Entries from a dataset of interfaces:
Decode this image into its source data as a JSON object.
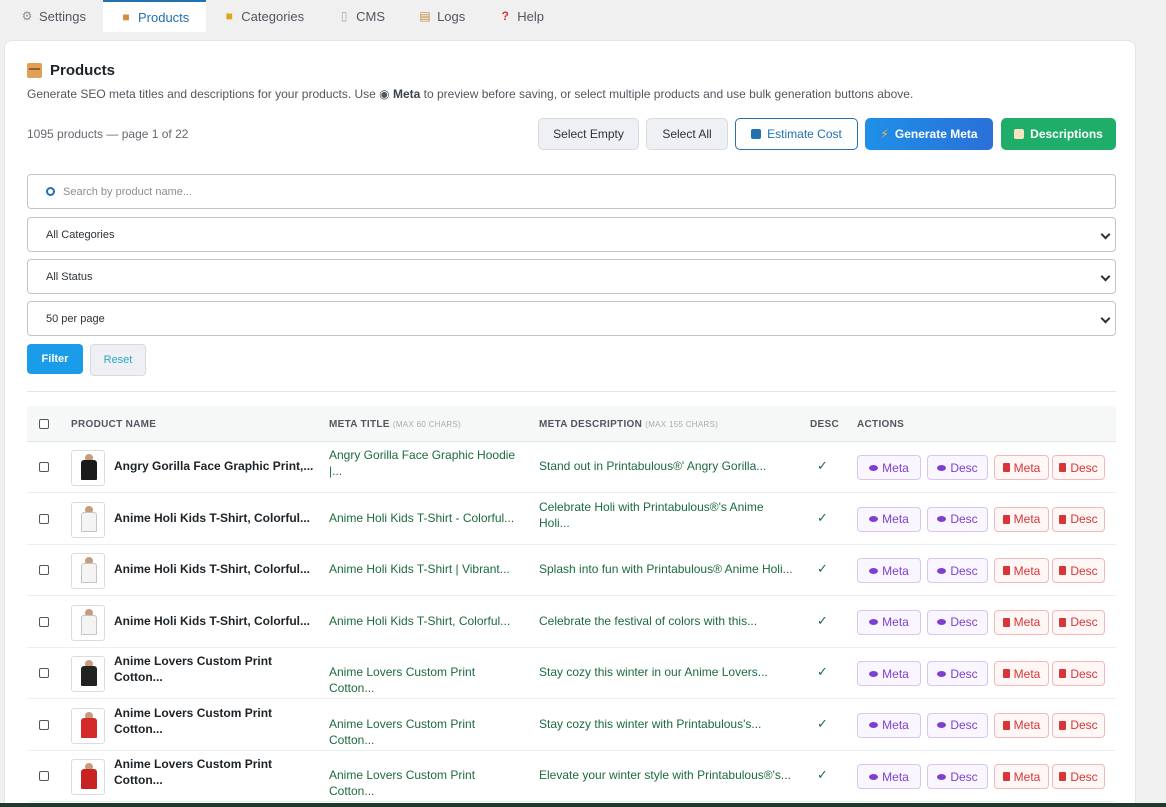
{
  "tabs": [
    {
      "label": "Settings",
      "icon": "gear-icon"
    },
    {
      "label": "Products",
      "icon": "box-icon"
    },
    {
      "label": "Categories",
      "icon": "folder-icon"
    },
    {
      "label": "CMS",
      "icon": "page-icon"
    },
    {
      "label": "Logs",
      "icon": "clipboard-icon"
    },
    {
      "label": "Help",
      "icon": "question-icon"
    }
  ],
  "page": {
    "title": "Products",
    "intro_before": "Generate SEO meta titles and descriptions for your products. Use ",
    "intro_bold": "Meta",
    "intro_after": " to preview before saving, or select multiple products and use bulk generation buttons above.",
    "count": "1095 products — page 1 of 22"
  },
  "toolbar": {
    "select_empty": "Select Empty",
    "select_all": "Select All",
    "estimate_cost": "Estimate Cost",
    "generate_meta": "Generate Meta",
    "descriptions": "Descriptions"
  },
  "filters": {
    "search_placeholder": "Search by product name...",
    "category": "All Categories",
    "status": "All Status",
    "per_page": "50 per page",
    "filter_label": "Filter",
    "reset_label": "Reset"
  },
  "table": {
    "headers": {
      "product": "PRODUCT NAME",
      "meta_title": "META TITLE",
      "meta_title_hint": "(MAX 60 CHARS)",
      "meta_desc": "META DESCRIPTION",
      "meta_desc_hint": "(MAX 155 CHARS)",
      "desc": "DESC",
      "actions": "ACTIONS"
    },
    "action_labels": {
      "meta": "Meta",
      "desc": "Desc",
      "del_meta": "Meta",
      "del_desc": "Desc"
    },
    "rows": [
      {
        "name": "Angry Gorilla Face Graphic Print,...",
        "name2": "",
        "title": "Angry Gorilla Face Graphic Hoodie",
        "title2": "|...",
        "desc": "Stand out in Printabulous®' Angry Gorilla...",
        "desc2": "",
        "check": "✓",
        "shirt": "#1a1a1a"
      },
      {
        "name": "Anime Holi Kids T-Shirt, Colorful...",
        "name2": "",
        "title": "Anime Holi Kids T-Shirt - Colorful...",
        "title2": "",
        "desc": "Celebrate Holi with Printabulous®'s Anime",
        "desc2": "Holi...",
        "check": "✓",
        "shirt": "#f4f4f4"
      },
      {
        "name": "Anime Holi Kids T-Shirt, Colorful...",
        "name2": "",
        "title": "Anime Holi Kids T-Shirt | Vibrant...",
        "title2": "",
        "desc": "Splash into fun with Printabulous® Anime Holi...",
        "desc2": "",
        "check": "✓",
        "shirt": "#f4f4f4"
      },
      {
        "name": "Anime Holi Kids T-Shirt, Colorful...",
        "name2": "",
        "title": "Anime Holi Kids T-Shirt, Colorful...",
        "title2": "",
        "desc": "Celebrate the festival of colors with this...",
        "desc2": "",
        "check": "✓",
        "shirt": "#f4f4f4"
      },
      {
        "name": "Anime Lovers Custom Print",
        "name2": "Cotton...",
        "title": "Anime Lovers Custom Print Cotton...",
        "title2": "",
        "desc": "Stay cozy this winter in our Anime Lovers...",
        "desc2": "",
        "check": "✓",
        "shirt": "#222222"
      },
      {
        "name": "Anime Lovers Custom Print",
        "name2": "Cotton...",
        "title": "Anime Lovers Custom Print Cotton...",
        "title2": "",
        "desc": "Stay cozy this winter with Printabulous's...",
        "desc2": "",
        "check": "✓",
        "shirt": "#d42a2a"
      },
      {
        "name": "Anime Lovers Custom Print",
        "name2": "Cotton...",
        "title": "Anime Lovers Custom Print Cotton...",
        "title2": "",
        "desc": "Elevate your winter style with Printabulous®'s...",
        "desc2": "",
        "check": "✓",
        "shirt": "#c82222"
      }
    ]
  },
  "colors": {
    "accent": "#2271b1",
    "green": "#1fae6a",
    "purple": "#7e3fd1",
    "red": "#d63638"
  }
}
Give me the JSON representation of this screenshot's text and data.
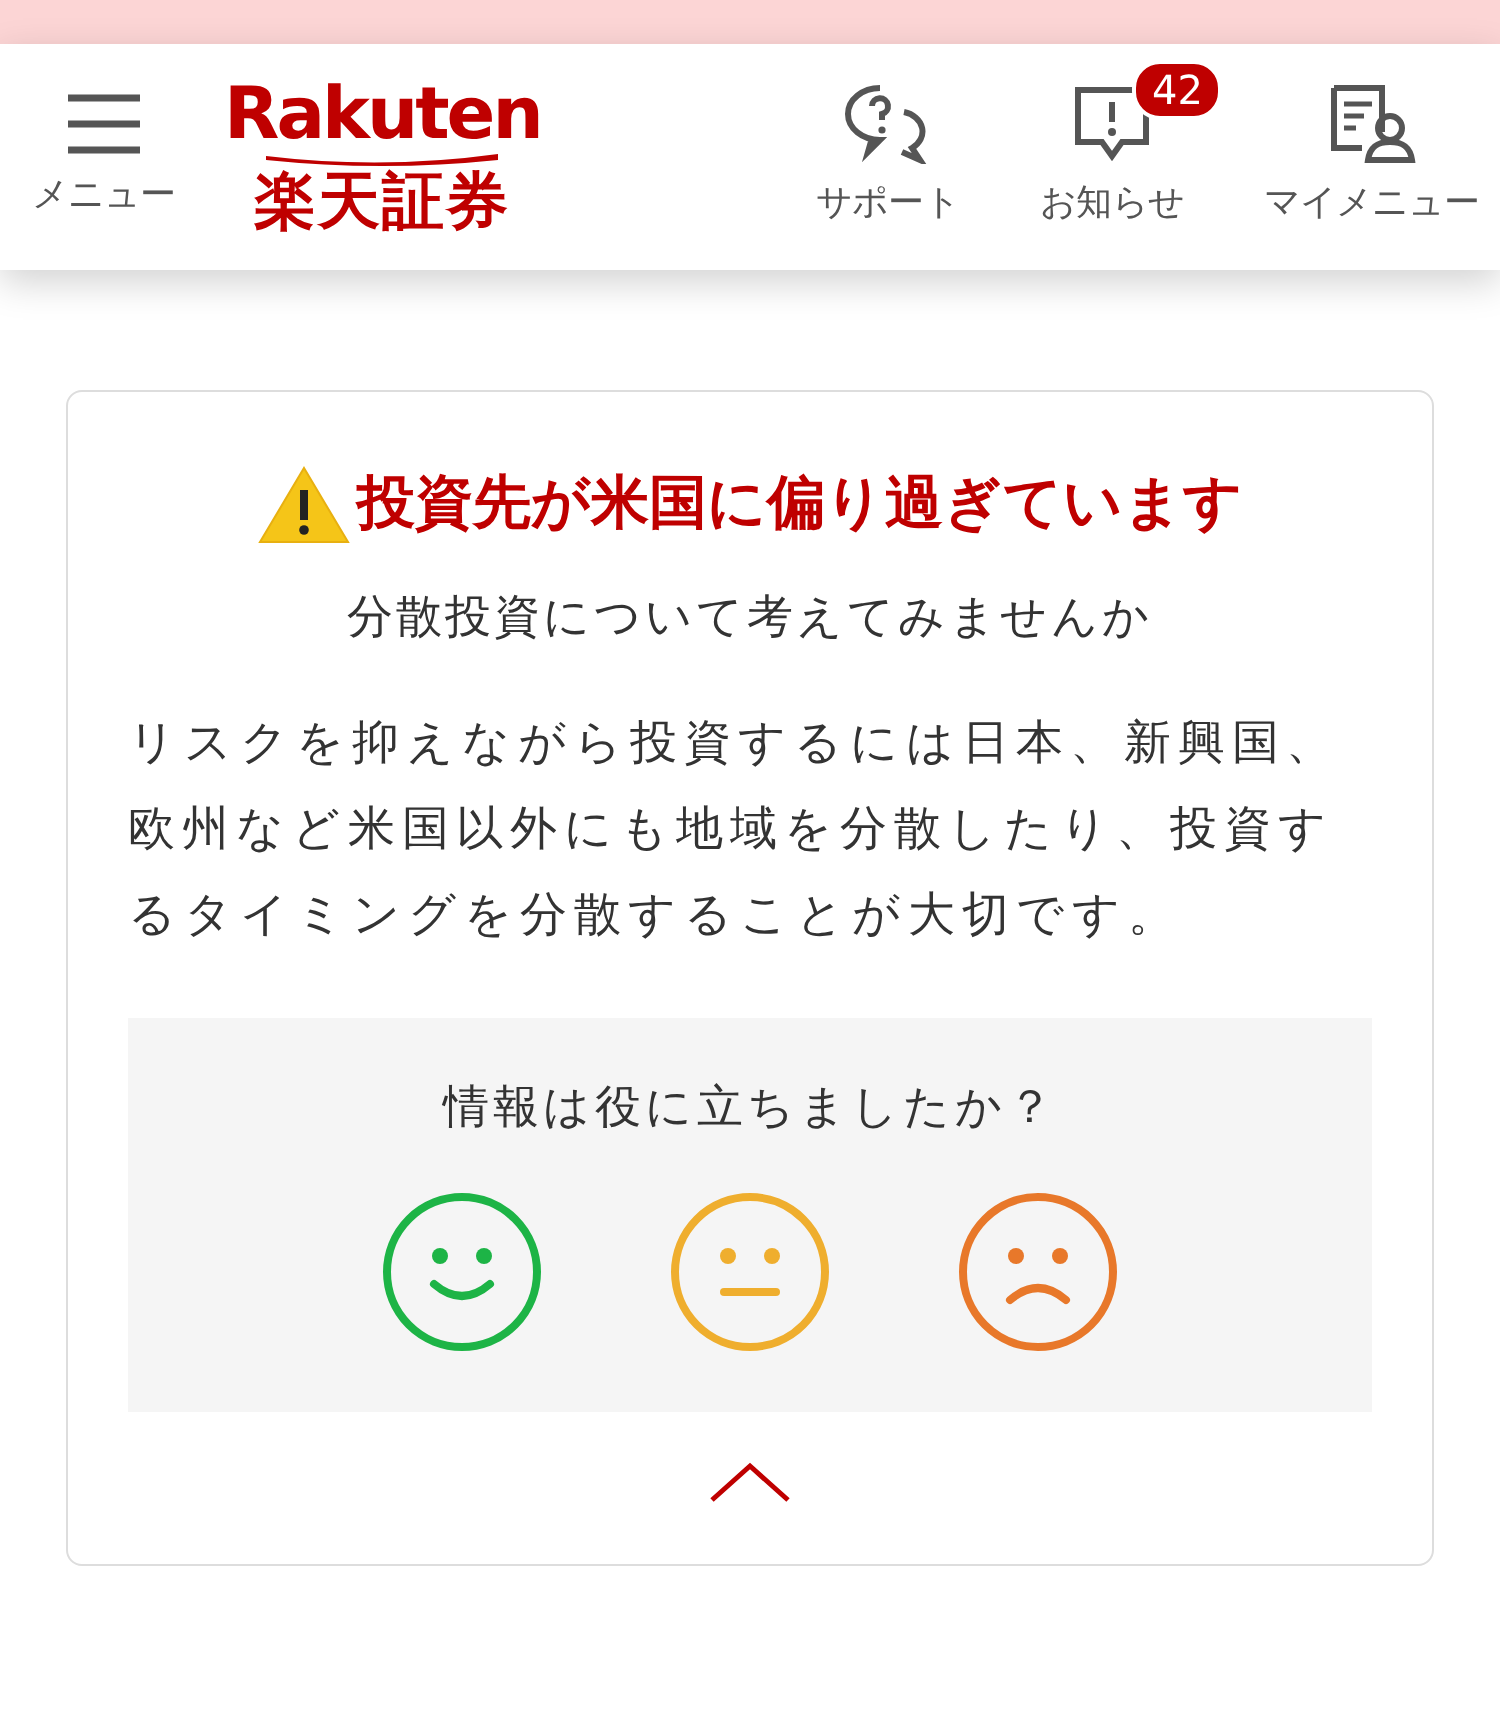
{
  "header": {
    "menu_label": "メニュー",
    "logo": {
      "wordmark": "Rakuten",
      "name": "楽天証券"
    },
    "actions": [
      {
        "kind": "support",
        "label": "サポート"
      },
      {
        "kind": "notice",
        "label": "お知らせ",
        "badge": "42"
      },
      {
        "kind": "mymenu",
        "label": "マイメニュー"
      }
    ]
  },
  "alert": {
    "title": "投資先が米国に偏り過ぎています",
    "subtitle": "分散投資について考えてみませんか",
    "body": "リスクを抑えながら投資するには日本、新興国、欧州など米国以外にも地域を分散したり、投資するタイミングを分散することが大切です。"
  },
  "feedback": {
    "question": "情報は役に立ちましたか？",
    "options": [
      {
        "kind": "good",
        "color": "#1db446",
        "selected": false
      },
      {
        "kind": "neutral",
        "color": "#efae2e",
        "selected": false
      },
      {
        "kind": "bad",
        "color": "#e8782a",
        "selected": false
      }
    ]
  },
  "collapse": {
    "expanded": true
  }
}
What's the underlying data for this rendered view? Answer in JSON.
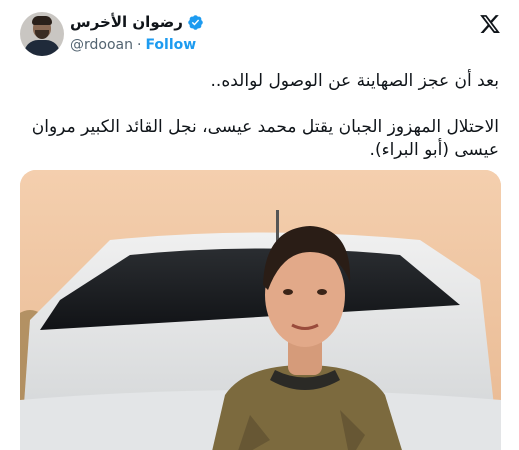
{
  "header": {
    "display_name": "رضوان الأخرس",
    "handle": "@rdooan",
    "separator": "·",
    "follow_label": "Follow",
    "verified_color": "#1d9bf0",
    "avatar_icon": "user-avatar",
    "brand_icon": "x-logo-icon"
  },
  "tweet": {
    "line1": "بعد أن عجز الصهاينة عن الوصول لوالده..",
    "line2": "الاحتلال المهزوز الجبان يقتل محمد عيسى، نجل القائد الكبير مروان عيسى (أبو البراء)."
  },
  "media": {
    "kind": "photo"
  },
  "colors": {
    "text": "#0f1419",
    "secondary": "#536471",
    "accent": "#1d9bf0"
  }
}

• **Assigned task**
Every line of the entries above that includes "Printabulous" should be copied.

• **Finished exercise**
        "desc": "Stand out in Printabulous®' Angry Gorilla...",
        "desc": "Celebrate Holi with Printabulous®'s Anime",
        "desc": "Splash into fun with Printabulous® Anime Holi...",
        "desc": "Stay cozy this winter with Printabulous's...",
        "desc": "Elevate your winter style with Printabulous®'s...",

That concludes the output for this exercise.